1 For the BLCR parallel intra-node and inter-node checkpointing methods, code needs be BLCR-compliant, and developers are advised to avoid local disk usage
2 Bowtie applications are serial only
3 By default, data saved by Java is stored in /tmp on the local disk, and can therefore not be captured by a checkpoint. Developers are advised to modify application code so as to avoid local disk usage.
What About Other Applications That the WEXAC Team Hasn't Checked?
Should BLCR fail to checkpoint an application, its user will receive e-mail notification accordingly. When the owner of a machine runs a job, guest jobs are suspended and terminated, even if checkpointing has failed. We recommend that guest users rewrite or reconfigure their applications as reentrant (see below).
Instructions for Use
Great! How Can I Use It?
The public queue all.q has been configured for checkpointing.
Checkpointing is not optional. It is mandatory policy applied to all jobs submitted to public queues, such as all.q.
The checkpoint directory’s path is $HOME/.checkpoints. Checkpointing is invoked every 3 hours, and the default checkpointing method is BLCR.
cr_run must be executed, with your script or application provided as a parameter. See the following examples:
bsub –k “$HOME/.checkpoints 180 method=blcr” cr_run <Your application> <your parameters>
The -k parameter supports the three following options:
- Checkpoint directory (this is just a filler and can’t actually be changed)
- Checkpoint interval in minutes
- heckpointing method (blcr or reent); cr_run is used for BLCR checkpointing
bsub cr_run myscript.sh
LSF uses $HOME/.checkpoints for checkpoint file storage. The default checkpointing method is BLCR, and the default checkpoint interval is 3 hours. Your jobs will also migrate after 5 minutes, if suspended by LSF (SSUSP).

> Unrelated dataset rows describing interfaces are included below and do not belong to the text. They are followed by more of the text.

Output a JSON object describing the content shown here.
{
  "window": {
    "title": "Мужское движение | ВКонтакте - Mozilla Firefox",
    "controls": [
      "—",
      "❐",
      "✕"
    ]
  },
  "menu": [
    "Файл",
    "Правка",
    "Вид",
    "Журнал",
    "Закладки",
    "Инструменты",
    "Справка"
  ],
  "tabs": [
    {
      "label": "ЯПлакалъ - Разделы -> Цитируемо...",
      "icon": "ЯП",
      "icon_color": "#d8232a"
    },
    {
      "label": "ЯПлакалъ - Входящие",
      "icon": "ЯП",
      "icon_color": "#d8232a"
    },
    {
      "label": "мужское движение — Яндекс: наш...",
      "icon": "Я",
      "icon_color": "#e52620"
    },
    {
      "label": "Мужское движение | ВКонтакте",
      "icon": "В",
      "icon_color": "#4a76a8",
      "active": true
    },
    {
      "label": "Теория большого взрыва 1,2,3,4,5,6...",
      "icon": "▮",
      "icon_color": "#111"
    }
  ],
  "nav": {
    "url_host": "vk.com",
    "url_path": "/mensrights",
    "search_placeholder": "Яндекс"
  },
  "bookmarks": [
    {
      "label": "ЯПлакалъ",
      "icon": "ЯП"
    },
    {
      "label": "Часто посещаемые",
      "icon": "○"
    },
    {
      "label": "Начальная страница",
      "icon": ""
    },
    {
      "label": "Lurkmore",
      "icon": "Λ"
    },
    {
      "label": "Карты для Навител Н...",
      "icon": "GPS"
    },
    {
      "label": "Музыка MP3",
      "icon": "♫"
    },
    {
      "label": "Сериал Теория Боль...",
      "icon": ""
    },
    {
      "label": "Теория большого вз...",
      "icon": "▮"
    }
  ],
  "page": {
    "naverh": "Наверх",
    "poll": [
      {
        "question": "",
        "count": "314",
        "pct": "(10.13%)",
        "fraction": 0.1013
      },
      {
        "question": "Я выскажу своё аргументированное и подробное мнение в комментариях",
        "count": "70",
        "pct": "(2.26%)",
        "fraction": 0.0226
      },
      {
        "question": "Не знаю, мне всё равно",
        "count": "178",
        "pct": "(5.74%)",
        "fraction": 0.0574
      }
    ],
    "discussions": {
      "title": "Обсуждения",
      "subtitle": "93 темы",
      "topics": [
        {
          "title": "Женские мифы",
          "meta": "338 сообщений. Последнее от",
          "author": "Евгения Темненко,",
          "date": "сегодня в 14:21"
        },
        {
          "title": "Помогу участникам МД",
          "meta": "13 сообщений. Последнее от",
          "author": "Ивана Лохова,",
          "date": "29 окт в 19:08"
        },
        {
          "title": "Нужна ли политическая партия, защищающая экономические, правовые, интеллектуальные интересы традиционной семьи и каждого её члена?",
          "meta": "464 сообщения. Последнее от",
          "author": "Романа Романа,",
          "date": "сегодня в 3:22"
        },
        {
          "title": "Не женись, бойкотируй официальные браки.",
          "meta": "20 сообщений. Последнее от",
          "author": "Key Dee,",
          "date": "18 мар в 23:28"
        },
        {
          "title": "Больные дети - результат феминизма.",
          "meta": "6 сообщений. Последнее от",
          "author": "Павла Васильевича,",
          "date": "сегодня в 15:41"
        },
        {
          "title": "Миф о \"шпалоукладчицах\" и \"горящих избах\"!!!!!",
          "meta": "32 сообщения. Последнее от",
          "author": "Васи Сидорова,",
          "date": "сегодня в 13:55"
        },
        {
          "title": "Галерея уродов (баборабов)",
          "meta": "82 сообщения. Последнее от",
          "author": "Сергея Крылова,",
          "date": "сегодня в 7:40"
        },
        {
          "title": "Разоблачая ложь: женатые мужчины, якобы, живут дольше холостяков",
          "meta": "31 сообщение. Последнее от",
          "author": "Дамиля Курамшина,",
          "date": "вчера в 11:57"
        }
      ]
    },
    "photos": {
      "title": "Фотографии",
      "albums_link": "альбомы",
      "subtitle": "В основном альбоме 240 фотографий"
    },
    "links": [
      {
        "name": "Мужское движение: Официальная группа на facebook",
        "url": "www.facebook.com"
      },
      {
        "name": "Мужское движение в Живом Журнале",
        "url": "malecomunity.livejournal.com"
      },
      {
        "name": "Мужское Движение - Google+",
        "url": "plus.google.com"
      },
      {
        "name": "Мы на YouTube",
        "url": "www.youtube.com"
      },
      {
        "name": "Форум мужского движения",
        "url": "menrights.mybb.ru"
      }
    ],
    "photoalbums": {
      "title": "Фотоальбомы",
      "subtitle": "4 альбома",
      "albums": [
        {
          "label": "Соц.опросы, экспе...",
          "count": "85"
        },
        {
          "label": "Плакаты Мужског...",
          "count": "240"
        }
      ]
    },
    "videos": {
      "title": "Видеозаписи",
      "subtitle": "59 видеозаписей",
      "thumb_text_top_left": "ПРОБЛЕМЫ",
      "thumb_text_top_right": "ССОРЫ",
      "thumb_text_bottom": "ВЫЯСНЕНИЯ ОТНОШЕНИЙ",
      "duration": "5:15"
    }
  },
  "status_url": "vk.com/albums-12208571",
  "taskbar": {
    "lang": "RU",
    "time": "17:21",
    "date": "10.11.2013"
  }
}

It is necessary to locate all BLCR libraries and applications. To do this, include module load blcr in your .bashrc script.
Can I Checkpoint Parallel Applications?
Only if you use Intel mpi libraries. See the earlier section What applications have been certified by the WEXAC team for checkpointing? for more information.
Reentrant checkpointing can be applied to applications designed to support multiple snapshots of their present position, with various parameters saved, then picked up where left off.
Reentrant checkpointing is considered a best practice in the context of present day HPC workloads, and in HPC cloud service scenarios. This is due to the fact that, unlike BLCR, it is checkpointing method agnostic, and allows developers to freely checkpoint and resume at will. Users are naturally responsible for writing the code most appropriate for this checkpointing method.
Should your job already be reentrant (i.e. you developed the job with reentrant support), you must declare it to LSF as such, as follows:
bsub –k “/some/directory 180 method=reent” myscript.sh
The myscript.sh may appear as follows:
LSB_RESTART=`bpeek $LSB_JOBID | /bin/grep "Y"`
if [ -z "$LSB_RESTART" ]; then
#do stuff in the beginning
elif [ "$LSB_RESTART" == "Y" ]; then
echo "RESTARTED the script"
# continue from last kill command
LSB_RESTART must be used in an if statement to check whether or not the job has been restarted.